Above: close up view of jewellery piece. Photo © House of Ivcavostrovska
The Vyner Studio
Iker Garcia Barrenetxea: Western LifeStyle Everyday Recipe
July 28th until 10th August, 2012
Western Lifestyle Everyday Recipe (WLSER) is the latest exhibition of drawings by gallery owner and artist, Iker Garcia Barrenetxea. This show interrogates the intersection between worlds of media and advertisting and the London Olympics.
Barranetxea explains that he has become increasingly intrigued by the way in which different forms of communication have impacted on the way we interact in the world. Whether in the form of apps, mobile phones or social media, people living in developed economies are always connected, always contactable. These new forms of media have also played a pivotal role in the staging of the London 2012 Olympics. Ironically, Barranetxea eschews the use of technology in the making of the work for this exhibition: the work on display consists primarily of basic, hand-sketched drawings.
Established as an artist’s studio that hosts exhibitions, the Vyner Studio has evolved into a collaborative platform of artists and designers. The studio also runs events, which may range from exhibitions, to workshops and creative pop up events.
Degree Art’s Execution Room
20:12 Twenty Athletic Portraits: Twelve Artists
2 August – 26 September 2012
As the name suggests, Degree Art promotes artists who have recently graduated from university. This latest exhibition takes the 2012 Olympic games as its theme. The show features twenty (largely painted) portraits of British athletes, selected by twelve Degree Art artists.
For this exhibition, each artist was required to chose an athlete or aspect of the games as their muse. Through creating the portraits, the artists were able to individually work with and build relationships with many of the athletes. In some cases, the athletes sat for the artists or endorsed photographs that the artists used as inspiration for the portraits.

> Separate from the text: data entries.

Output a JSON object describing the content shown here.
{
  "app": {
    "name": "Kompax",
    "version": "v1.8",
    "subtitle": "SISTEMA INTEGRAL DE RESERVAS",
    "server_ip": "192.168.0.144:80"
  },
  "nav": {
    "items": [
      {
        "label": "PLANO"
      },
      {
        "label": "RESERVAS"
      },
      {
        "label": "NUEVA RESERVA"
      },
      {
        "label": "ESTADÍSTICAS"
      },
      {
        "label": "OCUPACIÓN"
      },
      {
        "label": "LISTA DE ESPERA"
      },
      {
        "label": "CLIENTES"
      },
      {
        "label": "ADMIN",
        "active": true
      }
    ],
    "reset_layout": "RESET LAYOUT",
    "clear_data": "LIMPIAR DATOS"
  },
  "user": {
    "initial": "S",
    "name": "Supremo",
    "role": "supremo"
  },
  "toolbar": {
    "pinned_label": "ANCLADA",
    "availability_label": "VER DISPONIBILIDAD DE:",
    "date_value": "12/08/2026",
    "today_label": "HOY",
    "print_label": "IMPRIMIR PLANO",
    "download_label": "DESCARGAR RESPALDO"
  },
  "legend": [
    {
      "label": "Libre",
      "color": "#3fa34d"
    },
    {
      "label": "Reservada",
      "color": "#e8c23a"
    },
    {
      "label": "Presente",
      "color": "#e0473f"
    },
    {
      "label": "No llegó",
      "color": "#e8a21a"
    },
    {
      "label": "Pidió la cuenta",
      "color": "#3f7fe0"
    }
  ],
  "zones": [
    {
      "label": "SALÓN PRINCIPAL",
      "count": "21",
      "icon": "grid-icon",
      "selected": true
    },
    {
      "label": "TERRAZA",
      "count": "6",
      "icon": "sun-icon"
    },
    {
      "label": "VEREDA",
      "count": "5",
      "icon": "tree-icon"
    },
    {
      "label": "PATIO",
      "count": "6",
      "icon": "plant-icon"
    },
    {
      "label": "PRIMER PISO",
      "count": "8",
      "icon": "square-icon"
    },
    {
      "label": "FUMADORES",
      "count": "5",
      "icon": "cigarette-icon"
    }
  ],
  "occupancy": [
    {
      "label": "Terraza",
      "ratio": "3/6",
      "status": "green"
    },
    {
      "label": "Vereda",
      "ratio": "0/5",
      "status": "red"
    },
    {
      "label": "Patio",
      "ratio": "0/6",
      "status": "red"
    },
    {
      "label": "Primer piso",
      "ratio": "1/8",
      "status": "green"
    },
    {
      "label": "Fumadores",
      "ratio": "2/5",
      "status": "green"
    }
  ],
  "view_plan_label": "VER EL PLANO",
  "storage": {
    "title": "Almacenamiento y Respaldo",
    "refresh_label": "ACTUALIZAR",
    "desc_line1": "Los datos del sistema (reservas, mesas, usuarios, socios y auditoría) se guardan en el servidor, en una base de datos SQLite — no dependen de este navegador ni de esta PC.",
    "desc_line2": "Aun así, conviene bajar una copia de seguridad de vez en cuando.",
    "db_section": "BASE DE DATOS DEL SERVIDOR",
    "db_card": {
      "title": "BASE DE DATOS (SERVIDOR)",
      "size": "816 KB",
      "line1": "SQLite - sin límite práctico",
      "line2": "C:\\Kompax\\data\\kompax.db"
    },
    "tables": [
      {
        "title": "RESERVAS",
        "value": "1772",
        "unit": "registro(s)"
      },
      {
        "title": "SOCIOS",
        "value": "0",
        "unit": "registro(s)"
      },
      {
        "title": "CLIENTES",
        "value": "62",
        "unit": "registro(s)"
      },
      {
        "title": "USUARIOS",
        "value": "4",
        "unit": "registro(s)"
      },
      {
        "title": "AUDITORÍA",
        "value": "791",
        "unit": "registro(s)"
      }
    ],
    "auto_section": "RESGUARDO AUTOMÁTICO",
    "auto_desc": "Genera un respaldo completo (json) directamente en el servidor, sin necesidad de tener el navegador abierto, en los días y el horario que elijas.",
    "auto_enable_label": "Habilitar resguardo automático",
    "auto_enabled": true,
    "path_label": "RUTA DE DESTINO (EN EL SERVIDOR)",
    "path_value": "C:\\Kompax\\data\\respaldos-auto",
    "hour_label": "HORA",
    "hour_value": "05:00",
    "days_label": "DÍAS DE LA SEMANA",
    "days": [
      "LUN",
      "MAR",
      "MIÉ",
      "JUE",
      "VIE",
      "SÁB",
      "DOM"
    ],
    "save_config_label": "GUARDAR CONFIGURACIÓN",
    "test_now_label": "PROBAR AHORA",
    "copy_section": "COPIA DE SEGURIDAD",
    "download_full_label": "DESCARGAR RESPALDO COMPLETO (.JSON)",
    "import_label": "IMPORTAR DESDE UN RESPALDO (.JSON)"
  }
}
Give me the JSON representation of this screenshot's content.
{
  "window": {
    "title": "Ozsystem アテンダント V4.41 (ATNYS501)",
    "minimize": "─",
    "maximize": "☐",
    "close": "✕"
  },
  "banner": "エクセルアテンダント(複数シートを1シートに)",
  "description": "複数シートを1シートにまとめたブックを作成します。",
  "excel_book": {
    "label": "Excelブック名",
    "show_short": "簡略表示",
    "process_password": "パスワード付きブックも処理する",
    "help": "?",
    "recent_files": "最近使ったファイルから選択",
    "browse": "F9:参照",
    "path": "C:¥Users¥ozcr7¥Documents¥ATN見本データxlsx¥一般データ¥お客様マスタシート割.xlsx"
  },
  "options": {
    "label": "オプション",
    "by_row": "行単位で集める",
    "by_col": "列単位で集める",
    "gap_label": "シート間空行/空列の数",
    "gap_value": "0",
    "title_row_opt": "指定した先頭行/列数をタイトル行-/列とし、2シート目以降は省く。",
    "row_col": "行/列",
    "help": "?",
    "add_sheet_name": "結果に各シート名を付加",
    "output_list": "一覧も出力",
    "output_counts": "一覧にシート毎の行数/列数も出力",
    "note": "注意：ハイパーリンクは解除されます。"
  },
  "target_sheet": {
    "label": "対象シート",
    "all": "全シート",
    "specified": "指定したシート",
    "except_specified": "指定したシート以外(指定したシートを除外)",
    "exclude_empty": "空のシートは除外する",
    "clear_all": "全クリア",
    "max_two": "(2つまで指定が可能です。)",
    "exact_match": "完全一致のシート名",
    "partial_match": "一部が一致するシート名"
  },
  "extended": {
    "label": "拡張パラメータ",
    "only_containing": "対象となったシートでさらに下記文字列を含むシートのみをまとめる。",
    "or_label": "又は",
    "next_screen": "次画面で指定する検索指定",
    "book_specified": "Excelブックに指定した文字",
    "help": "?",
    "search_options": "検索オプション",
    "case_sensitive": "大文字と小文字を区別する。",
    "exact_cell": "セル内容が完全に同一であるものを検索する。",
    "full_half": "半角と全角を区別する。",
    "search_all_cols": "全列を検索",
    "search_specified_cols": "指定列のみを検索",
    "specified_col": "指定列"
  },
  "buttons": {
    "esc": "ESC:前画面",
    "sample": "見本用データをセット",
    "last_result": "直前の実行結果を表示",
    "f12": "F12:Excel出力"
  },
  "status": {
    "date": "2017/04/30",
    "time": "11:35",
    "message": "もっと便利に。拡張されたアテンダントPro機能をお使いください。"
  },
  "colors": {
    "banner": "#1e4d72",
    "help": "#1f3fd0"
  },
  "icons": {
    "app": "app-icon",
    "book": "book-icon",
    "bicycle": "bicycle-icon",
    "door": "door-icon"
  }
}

The 20:12 collective is comprised of the following artists: Victoria Heald, Nick Lord, Anika Manuel, Hannah Hopkins, Abigail Box, John Williams, Patrick Simkins, Johan Andersson, Michael English, Rebecca Molloy, Helen Gorrill, and Edward Sutcliffe.
Above: Nick Lord, Mark Cavendish. Photo © Degree Art
Press Play House
Araxie Kutchukian: Beyond
2-12 August 2012
Press Play House is an independent production company which sometimes transforms into a gallery space. For a week in August, PPH is hosting a solo exhibition of paintings by Araxie Kutchukian. The imagery references Greco-Roman classicism, whilst simultaneously drawing inspiration from every day life. For subject matter, the artist appropriates lost forgotten photographs, redundant images and memes from contemporary culture, which she adapts and re-contextualises. This eclectic mix paradoxically gives Kutchukian’s art a traditional pictorial coherence, whilst also subverting it.
Araxie Kutchukian trained in fine art painting at the Wimbledon College of Art, London, graduating in 2008. She now lives and works in London. Kutchukian has exhibited in both London and Armenia.
Above: installation view of Araxie Kutchukian: Beyond at Press Play House.
Words: Carla Raffinetti, © Artlyst.